Weekly Stargazing Tips

Unless otherwise specified, viewing times are local time regardless of time zone, and are good for the entire Lower 48 states (and, generally, for Alaska and Hawaii). Check out last week's tips if you missed a night.

November 26: Moon and Taurus

Taurus, the bull, stands to the upper right of the Moon as they rise this evening. The bull’s V-shaped face is formed by the Hyades star cluster. The bright orange “eye,” Aldebaran, forms one point of the V, although it’s not a member of the cluster.

November 27: Betelgeuse

Betelgeuse, the sparkling orange shoulder of Orion, the hunter, stands to the right of the Moon as they climb into view in mid evening. Betelgeuse is one of the largest stars in our region of the galaxy, and is doomed to explode as a supernova.

November 28: Moon and Gemini

The Moon huddles at the knee of a twin tonight. The star Lambda Geminorum is quite close to the Moon as they climb into good view by about 9 p.m. It represents the knee of Pollux, one of the mythological twins depicted by the constellation Gemini.

November 29: More Moon and Gemini

The constellation Gemini, the twins, climbs into good view in the east by about 9 o’clock.
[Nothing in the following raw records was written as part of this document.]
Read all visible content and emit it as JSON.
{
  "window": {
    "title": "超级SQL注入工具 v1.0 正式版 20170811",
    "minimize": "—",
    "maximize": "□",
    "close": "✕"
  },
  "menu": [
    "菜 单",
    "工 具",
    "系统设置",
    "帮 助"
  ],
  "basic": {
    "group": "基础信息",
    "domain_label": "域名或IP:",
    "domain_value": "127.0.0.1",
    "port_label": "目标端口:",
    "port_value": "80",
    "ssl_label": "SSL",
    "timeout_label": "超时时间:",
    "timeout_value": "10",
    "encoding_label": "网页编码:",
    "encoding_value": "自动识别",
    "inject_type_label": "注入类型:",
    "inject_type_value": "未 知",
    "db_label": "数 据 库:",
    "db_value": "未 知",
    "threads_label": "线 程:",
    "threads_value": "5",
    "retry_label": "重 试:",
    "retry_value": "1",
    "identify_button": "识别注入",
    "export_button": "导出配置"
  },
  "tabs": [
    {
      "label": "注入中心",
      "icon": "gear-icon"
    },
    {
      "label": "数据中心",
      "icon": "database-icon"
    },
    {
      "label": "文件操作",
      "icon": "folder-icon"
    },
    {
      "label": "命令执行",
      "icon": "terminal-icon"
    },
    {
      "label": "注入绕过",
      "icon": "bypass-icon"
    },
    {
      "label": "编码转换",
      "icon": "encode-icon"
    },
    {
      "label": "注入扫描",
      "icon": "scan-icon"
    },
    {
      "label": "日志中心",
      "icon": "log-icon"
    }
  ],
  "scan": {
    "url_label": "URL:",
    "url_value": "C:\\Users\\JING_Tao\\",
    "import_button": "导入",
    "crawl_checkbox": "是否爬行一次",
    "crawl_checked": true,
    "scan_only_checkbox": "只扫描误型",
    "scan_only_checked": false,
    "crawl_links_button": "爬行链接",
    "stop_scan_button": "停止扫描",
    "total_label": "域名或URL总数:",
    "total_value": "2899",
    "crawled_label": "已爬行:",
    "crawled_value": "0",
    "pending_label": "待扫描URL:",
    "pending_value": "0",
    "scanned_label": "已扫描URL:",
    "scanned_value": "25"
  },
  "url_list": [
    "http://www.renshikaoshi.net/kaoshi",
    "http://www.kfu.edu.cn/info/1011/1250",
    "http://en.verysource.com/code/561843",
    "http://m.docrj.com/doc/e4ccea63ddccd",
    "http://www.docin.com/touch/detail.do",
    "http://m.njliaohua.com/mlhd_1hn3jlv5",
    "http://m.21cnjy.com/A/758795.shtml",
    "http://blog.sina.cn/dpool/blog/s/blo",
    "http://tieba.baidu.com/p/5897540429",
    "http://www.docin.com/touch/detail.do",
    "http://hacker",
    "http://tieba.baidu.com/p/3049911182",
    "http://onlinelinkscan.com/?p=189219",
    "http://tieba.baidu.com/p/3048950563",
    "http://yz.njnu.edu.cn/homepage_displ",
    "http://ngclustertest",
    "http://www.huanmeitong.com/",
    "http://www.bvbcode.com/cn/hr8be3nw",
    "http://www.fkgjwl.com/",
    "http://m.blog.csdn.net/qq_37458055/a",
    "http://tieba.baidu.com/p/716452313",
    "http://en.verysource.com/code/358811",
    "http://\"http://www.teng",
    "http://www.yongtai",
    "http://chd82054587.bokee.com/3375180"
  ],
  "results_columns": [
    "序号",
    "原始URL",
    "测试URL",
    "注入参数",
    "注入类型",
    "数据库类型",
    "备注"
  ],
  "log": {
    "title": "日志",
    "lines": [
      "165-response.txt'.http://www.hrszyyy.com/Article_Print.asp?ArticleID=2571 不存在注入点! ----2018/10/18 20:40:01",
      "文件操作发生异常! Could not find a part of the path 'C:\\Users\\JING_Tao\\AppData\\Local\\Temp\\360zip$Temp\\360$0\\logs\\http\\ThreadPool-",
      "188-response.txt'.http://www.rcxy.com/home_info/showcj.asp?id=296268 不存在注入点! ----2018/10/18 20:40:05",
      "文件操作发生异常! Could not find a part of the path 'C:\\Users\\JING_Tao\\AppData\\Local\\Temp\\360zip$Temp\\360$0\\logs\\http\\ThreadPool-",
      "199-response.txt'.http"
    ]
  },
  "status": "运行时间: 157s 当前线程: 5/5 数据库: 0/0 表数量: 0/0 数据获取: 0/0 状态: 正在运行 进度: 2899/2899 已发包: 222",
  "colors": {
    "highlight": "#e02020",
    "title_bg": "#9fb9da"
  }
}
The gibbous Moon rises directly below the twins late this evening, and follows them across the sky for the rest of the night.

November 30: Orion Rising
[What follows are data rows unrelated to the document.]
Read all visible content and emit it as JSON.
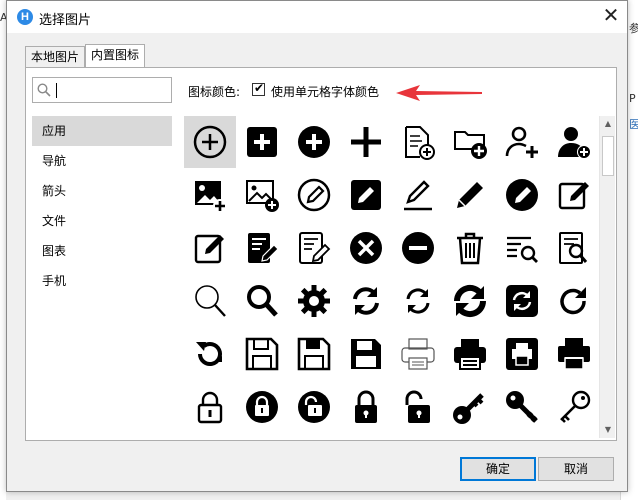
{
  "window": {
    "title": "选择图片",
    "logo_letter": "H",
    "close_symbol": "✕"
  },
  "tabs": [
    {
      "label": "本地图片",
      "active": false
    },
    {
      "label": "内置图标",
      "active": true
    }
  ],
  "search": {
    "value": "",
    "placeholder": ""
  },
  "categories": [
    {
      "label": "应用",
      "selected": true
    },
    {
      "label": "导航",
      "selected": false
    },
    {
      "label": "箭头",
      "selected": false
    },
    {
      "label": "文件",
      "selected": false
    },
    {
      "label": "图表",
      "selected": false
    },
    {
      "label": "手机",
      "selected": false
    }
  ],
  "icon_color": {
    "label": "图标颜色:",
    "checkbox_label": "使用单元格字体颜色",
    "checked": true,
    "check_symbol": "✔"
  },
  "annotation_arrow_color": "#e8353b",
  "icons": [
    [
      "plus-circle-outline",
      "plus-square",
      "plus-circle-filled",
      "plus",
      "file-plus",
      "folder-plus",
      "user-plus-outline",
      "user-plus-filled"
    ],
    [
      "image-plus-filled",
      "image-plus-outline",
      "pencil-circle-outline",
      "pencil-square-filled",
      "pencil-line",
      "pencil",
      "pencil-circle-filled",
      "edit-square-outline"
    ],
    [
      "edit-square-pencil",
      "document-edit-filled",
      "document-edit-outline",
      "close-circle",
      "minus-circle",
      "trash",
      "list-search",
      "document-search"
    ],
    [
      "magnifier-outline",
      "magnifier-bold",
      "gear",
      "refresh-arrows",
      "refresh-circle-outline",
      "refresh-arrows-bold",
      "refresh-square",
      "redo-circle"
    ],
    [
      "reload-circle",
      "floppy-outline",
      "floppy-outline-2",
      "floppy-filled",
      "printer-outline",
      "printer-filled",
      "printer-square",
      "printer-bold"
    ],
    [
      "padlock-outline",
      "padlock-circle",
      "unlock-circle",
      "padlock-filled",
      "unlock-filled",
      "key-circle",
      "key-filled",
      "key-outline"
    ]
  ],
  "scrollbar": {
    "up_symbol": "▲",
    "down_symbol": "▼"
  },
  "buttons": {
    "ok": "确定",
    "cancel": "取消"
  },
  "background": {
    "char_left": "A",
    "char_right_1": "参",
    "char_right_2": "P",
    "char_right_3": "医"
  },
  "colors": {
    "selection": "#d9d9d9",
    "accent": "#0078d7",
    "icon": "#000000"
  }
}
One of the icons of winter nights is climbing higher into the evening sky. Orion the hunter is in good view in the east by about 9 p.m. Look for his “belt” of three moderately bright stars pointing straight up from the horizon.

December 1: Venus and Spica
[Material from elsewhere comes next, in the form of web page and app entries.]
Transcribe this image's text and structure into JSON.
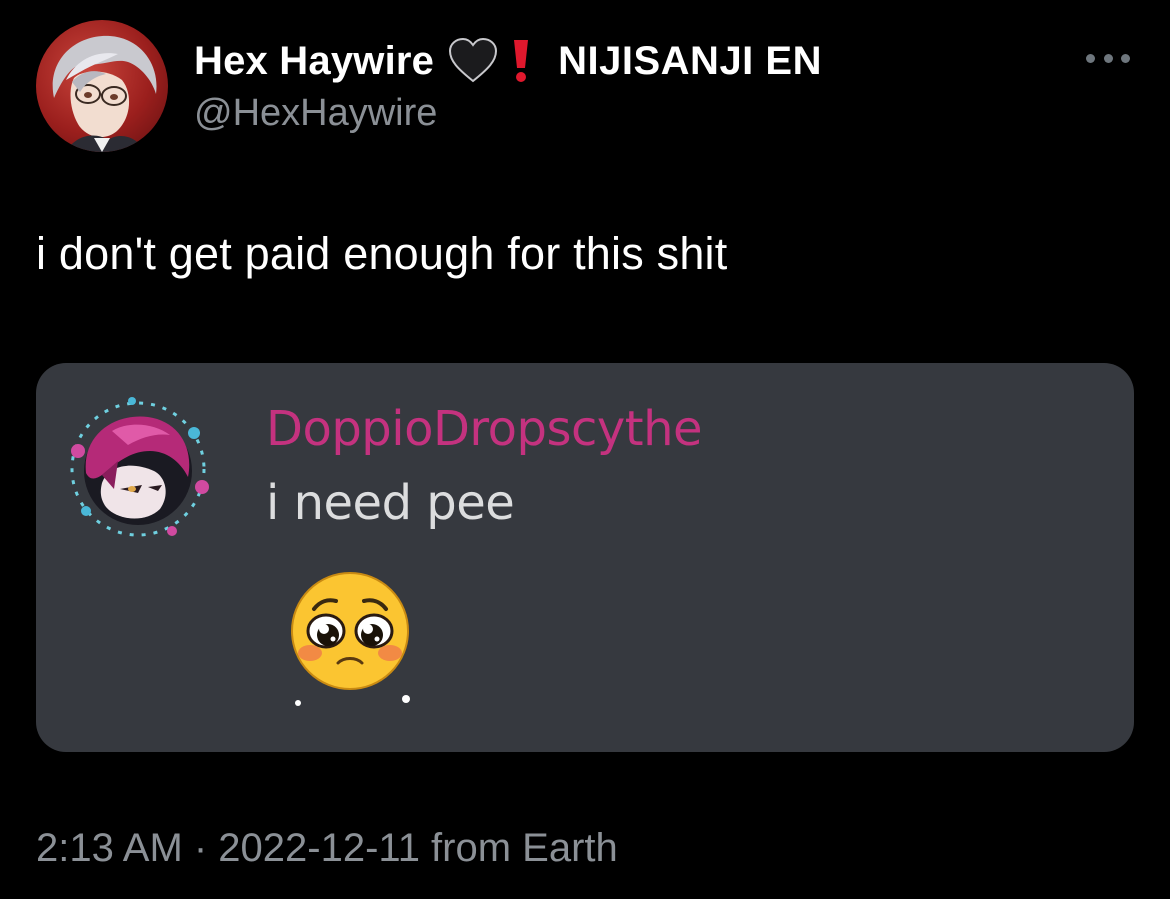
{
  "tweet": {
    "author": {
      "display_name": "Hex Haywire",
      "emoji_1": "black-heart-icon",
      "emoji_2": "red-exclamation-icon",
      "affiliation": "NIJISANJI EN",
      "handle": "@HexHaywire"
    },
    "text": "i don't get paid enough for this shit",
    "timestamp": "2:13 AM · 2022-12-11 from Earth",
    "more_icon": "more-horizontal-icon"
  },
  "media": {
    "discord_message": {
      "username": "DoppioDropscythe",
      "username_color": "#c4327f",
      "message": "i need pee",
      "emoji": "pleading-face-emoji"
    },
    "background_color": "#36393f"
  },
  "colors": {
    "background": "#000000",
    "secondary_text": "#8b9096",
    "accent_red": "#e0182d"
  }
}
Spica, the brightest star of the constellation Virgo, is in the southeast at dawn tomorrow. It stands close to the right of Venus, the brilliant “morning star.”

December 2: Orion Nebula

Orion climbs into view in the east by 9 p.m. To the right of its three-star belt, look for a row of three objects that make up Orion’s Sword. One of those objects looks fuzzy because it’s a nebula, a cloud of gas and dust that’s giving birth to new stars.


©2015 The University of Texas McDonald Observatory